(Work to be completed):
Every line of the entries below that mentions "Locations" is to be copied out.

(Interface dataset entries)
- - - -
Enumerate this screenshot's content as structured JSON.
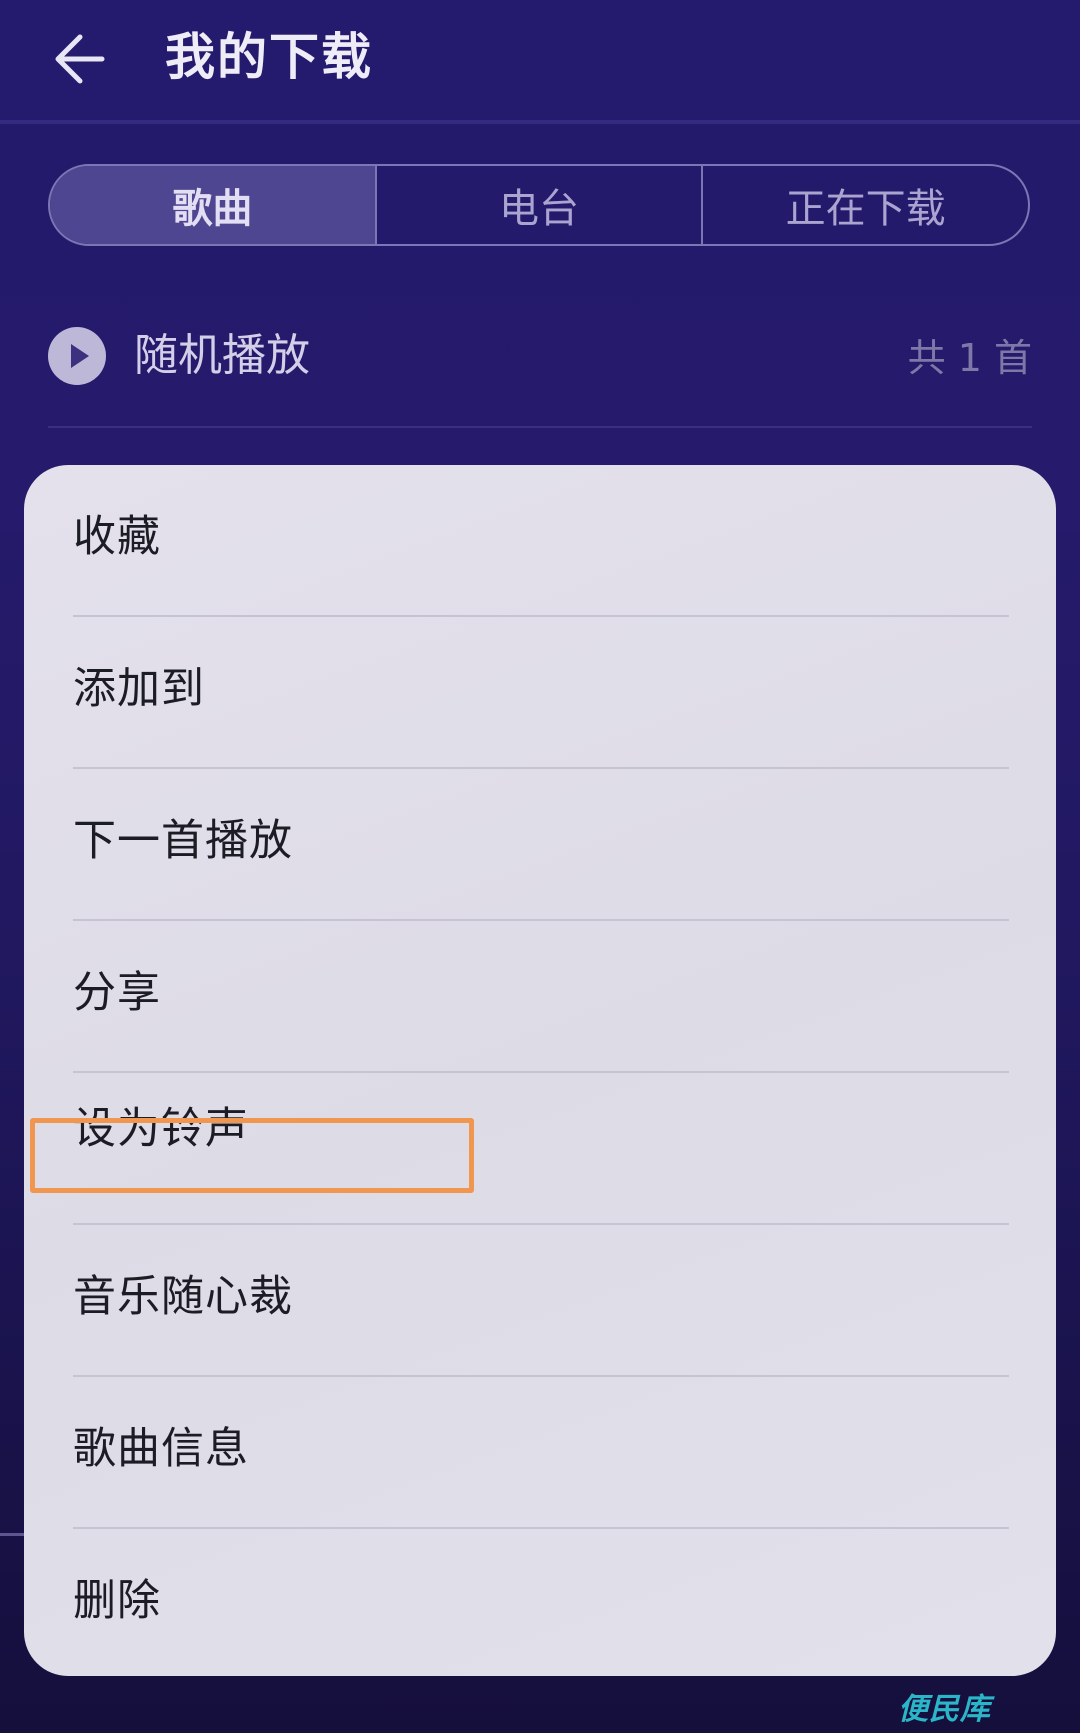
{
  "header": {
    "title": "我的下载",
    "back_icon": "arrow-left-icon"
  },
  "tabs": [
    {
      "label": "歌曲",
      "active": true
    },
    {
      "label": "电台",
      "active": false
    },
    {
      "label": "正在下载",
      "active": false
    }
  ],
  "shuffle": {
    "icon": "play-icon",
    "label": "随机播放",
    "count": "共 1 首"
  },
  "menu": {
    "items": [
      {
        "label": "收藏"
      },
      {
        "label": "添加到"
      },
      {
        "label": "下一首播放"
      },
      {
        "label": "分享"
      },
      {
        "label": "设为铃声"
      },
      {
        "label": "音乐随心裁"
      },
      {
        "label": "歌曲信息"
      },
      {
        "label": "删除"
      }
    ],
    "highlighted_item": "设为铃声"
  },
  "watermark": "便民库",
  "colors": {
    "background": "#241a6c",
    "sheet": "#e0dee8",
    "highlight": "#f0964e",
    "watermark": "#2ab6c8"
  }
}
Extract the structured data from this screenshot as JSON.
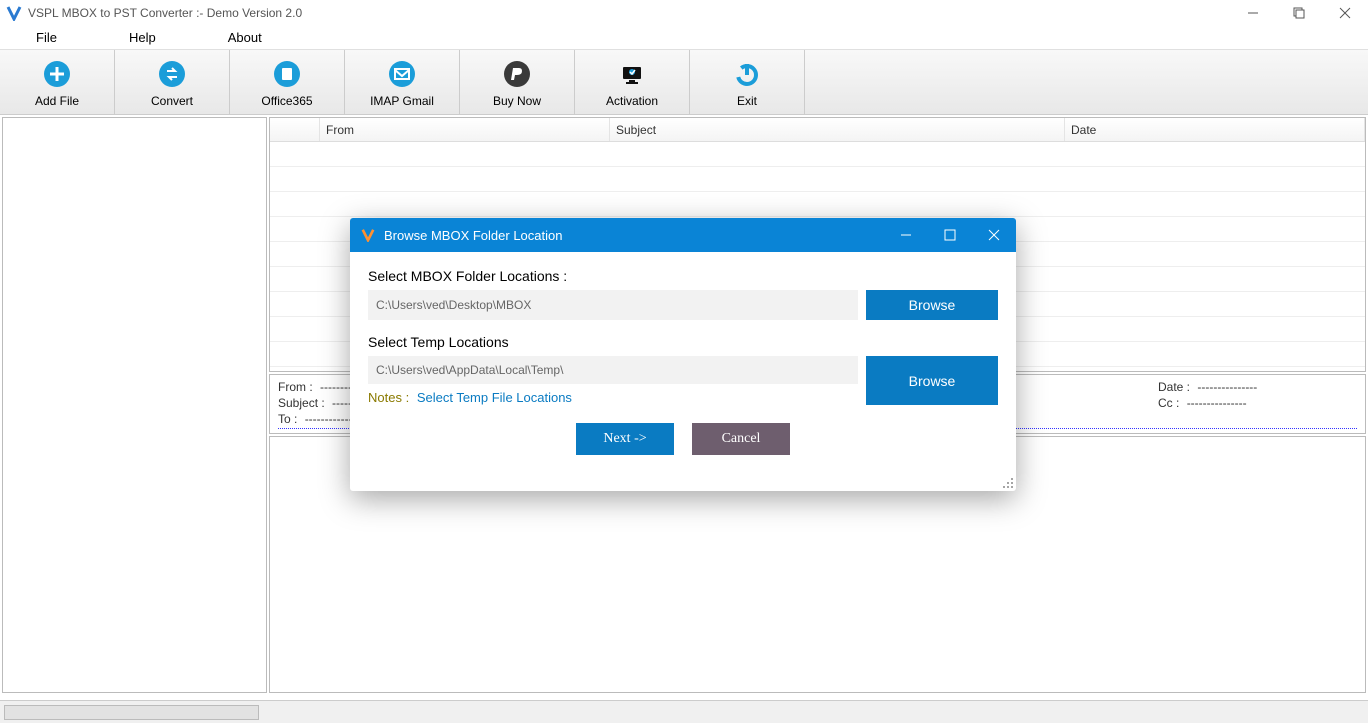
{
  "titlebar": {
    "app_title": "VSPL MBOX to PST Converter  :- Demo Version 2.0"
  },
  "menubar": {
    "file": "File",
    "help": "Help",
    "about": "About"
  },
  "toolbar": {
    "add_file": "Add File",
    "convert": "Convert",
    "office365": "Office365",
    "imap_gmail": "IMAP Gmail",
    "buy_now": "Buy Now",
    "activation": "Activation",
    "exit": "Exit"
  },
  "grid": {
    "headers": {
      "from": "From",
      "subject": "Subject",
      "date": "Date"
    }
  },
  "details": {
    "from_label": "From :",
    "subject_label": "Subject :",
    "to_label": "To :",
    "date_label": "Date :",
    "cc_label": "Cc :",
    "dash": "---------------"
  },
  "dialog": {
    "title": "Browse MBOX Folder Location",
    "select_mbox_label": "Select MBOX Folder Locations :",
    "mbox_path": "C:\\Users\\ved\\Desktop\\MBOX",
    "browse_label": "Browse",
    "select_temp_label": "Select Temp Locations",
    "temp_path": "C:\\Users\\ved\\AppData\\Local\\Temp\\",
    "notes_label": "Notes :",
    "notes_link": "Select Temp File Locations",
    "next_label": "Next  ->",
    "cancel_label": "Cancel"
  }
}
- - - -
(Your solution):
    "select_mbox_label": "Select MBOX Folder Locations :",
    "select_temp_label": "Select Temp Locations",
    "notes_link": "Select Temp File Locations",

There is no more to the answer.